I don't fucking understand how anyone could sell their soul to a paycheck or bribe or fiscal year profit increase for their company and spew this kind of bullshit. Things like this are what put me off from becoming a lawyer. I used to want to be one. I've always cared about fairness. But my problem, apparently, is that I also care about fairness in the context of morality and true accountability. I don't like how some lawyers will just handwave away the corruption and go on about reasonable doubt.
"As long as you can prove your client is innocent, then it's fine. Your skill is what counts," they'll say.
I wouldn't be able to live with myself if I lost not because of my lack of skill, but because of the systemic issues that had set my client up to fail right from the start.
As irritated as I sound, I'm actually glad I watched this documentary. It put into one place all of the pieces I had picked up over the years about the system. It also helped me finalize my plans for dramatic arcs for Ruska. Not in a direct way. Not in a way that's obvious, or even has much to do with the justice system. I had always known exactly what one character's motivations were. Watching this gave me the tools to fill in questions I still had to answer in the prose. This whole arc has to do with demonizing someone who is just--someone in the right--all to maintain a type of status quo.

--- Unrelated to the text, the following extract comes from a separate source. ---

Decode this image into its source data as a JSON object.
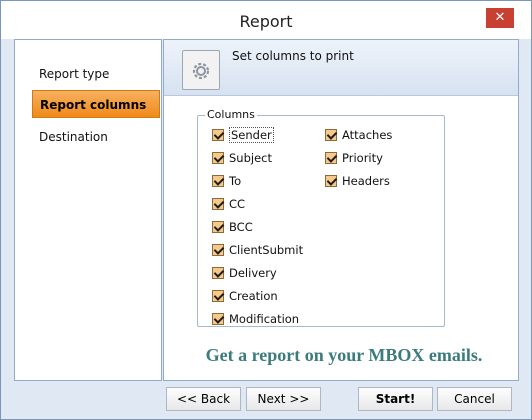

I had it happen to me before. I'm sure it's happened more times than I'm aware of. Four in particular stand out to me: once when I was fourteen that ended up breaking me to the serious persona I have now, once when I was seventeen (that I wasn't aware of until several years later), once when I was twenty-three, and once a few months ago while I was still twenty-five.
Once I figured out how to apply my experiences to this documentary and this specific character, everything clicked.
I have everything I need to finish Ruska the way it needs to be rewritten.
Anathema is right.